The Word on the Week

Arab Summer

As the Arab Spring gives way to the Arab Summer the momentum for change has slowed to a resolute resistance in most Middle-East countries. In Cairo the spectacle of the once all-powerful dictator Mubarak being wheeled into the courtroom on a hospital trolley, which was then parked in a steel cage, sent a potent message of people power throughout the region. The sight may have stiffened the resolve of Syrian’s President Assad whose family have dominated the country for the last 41 years, to fight on. Like Libya’s Col. Gadafy he has not many friends in neighbouring countries where he could go for refuge. So the Syrian slaughter continues; tanks and snipers against peaceful protest. Meanwhile in the Yemen tens of thousands gathered for protests both for and against President Ali Abdullah Saleh’s three-decade rule as the country slides ever nearer civil war.
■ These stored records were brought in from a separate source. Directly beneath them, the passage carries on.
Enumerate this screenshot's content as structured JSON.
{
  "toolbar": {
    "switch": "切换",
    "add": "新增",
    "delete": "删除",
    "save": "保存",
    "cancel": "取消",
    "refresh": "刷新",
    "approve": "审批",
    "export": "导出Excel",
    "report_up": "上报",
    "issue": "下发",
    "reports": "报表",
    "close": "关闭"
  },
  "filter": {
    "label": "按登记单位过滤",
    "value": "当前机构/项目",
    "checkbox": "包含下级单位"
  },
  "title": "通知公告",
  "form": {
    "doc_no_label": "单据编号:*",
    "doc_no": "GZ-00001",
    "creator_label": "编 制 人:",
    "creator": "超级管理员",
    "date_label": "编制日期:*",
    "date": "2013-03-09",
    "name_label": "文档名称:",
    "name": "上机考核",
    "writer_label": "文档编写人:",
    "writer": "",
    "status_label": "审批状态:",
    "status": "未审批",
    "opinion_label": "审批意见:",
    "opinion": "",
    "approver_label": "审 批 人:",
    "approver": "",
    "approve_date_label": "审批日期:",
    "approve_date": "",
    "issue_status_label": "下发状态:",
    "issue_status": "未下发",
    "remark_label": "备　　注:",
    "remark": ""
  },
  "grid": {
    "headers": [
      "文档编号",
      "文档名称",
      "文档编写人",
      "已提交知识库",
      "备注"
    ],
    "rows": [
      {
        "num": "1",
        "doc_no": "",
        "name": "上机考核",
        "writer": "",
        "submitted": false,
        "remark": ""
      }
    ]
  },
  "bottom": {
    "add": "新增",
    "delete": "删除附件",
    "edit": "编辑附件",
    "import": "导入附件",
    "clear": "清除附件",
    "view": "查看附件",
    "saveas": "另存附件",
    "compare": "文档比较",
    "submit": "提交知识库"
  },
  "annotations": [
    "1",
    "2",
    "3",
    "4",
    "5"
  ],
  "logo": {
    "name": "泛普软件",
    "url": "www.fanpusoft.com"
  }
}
The fast of Ramadan commenced last Monday in which Muslims abstain from food and drinks from morning until after sunset. Many believe by observing this, it will help them to get closer to God and perhaps earn a place in heaven. One might have hoped this would have created a cooling off period but there has been no discernable lessening of the fighting. Has the Bible anything to say to this situation? The transition from dictatorship to democracy has never been easy and can take many years to complete. Freedoms are not easily won nor do those in authority find it easy to relinquish their grasp on power. Frequently internal wars cause people to regroup along ethnic and religious lines as they look around for security which is the first victim of the conflict. Friends who once trusted one another become fearful. Reconciliation seems impossible. What is the way back? Ramadan or repentance? The Bible says first there has to be reconciliation with God before we can look for His aid in being reconciled with each other. This happens when we admit we have sinned against God and recognise that Christ died in our place – “God demonstrates his own love for us in this: while we were still sinners, Christ died for us”. He was the perfect substitute – “our Lord Jesus Christ, through whom we have now received reconciliation”. Romans Chapter 5 Verses 8-11. Secondly Jesus said that religious duties will not restore the friendship –“Therefore, if you are offering your gift at the altar and there remember that your brother or sister has something against you, leave your gift there in front of the altar. First go and be reconciled to them; then come and offer your gift.” St Matthew Chapter 5 verses 23/4. We need to go to the estranged one in the same way we went to God – recognising the sin and the need of forgiveness – “If your brother sins against you, go and tell him his fault, between you and him alone. If he listens to you, you have gained your brother.” St Matthew Chapter 18 verse 15. So whether or not the fault lies with us the way of forgiveness is the same.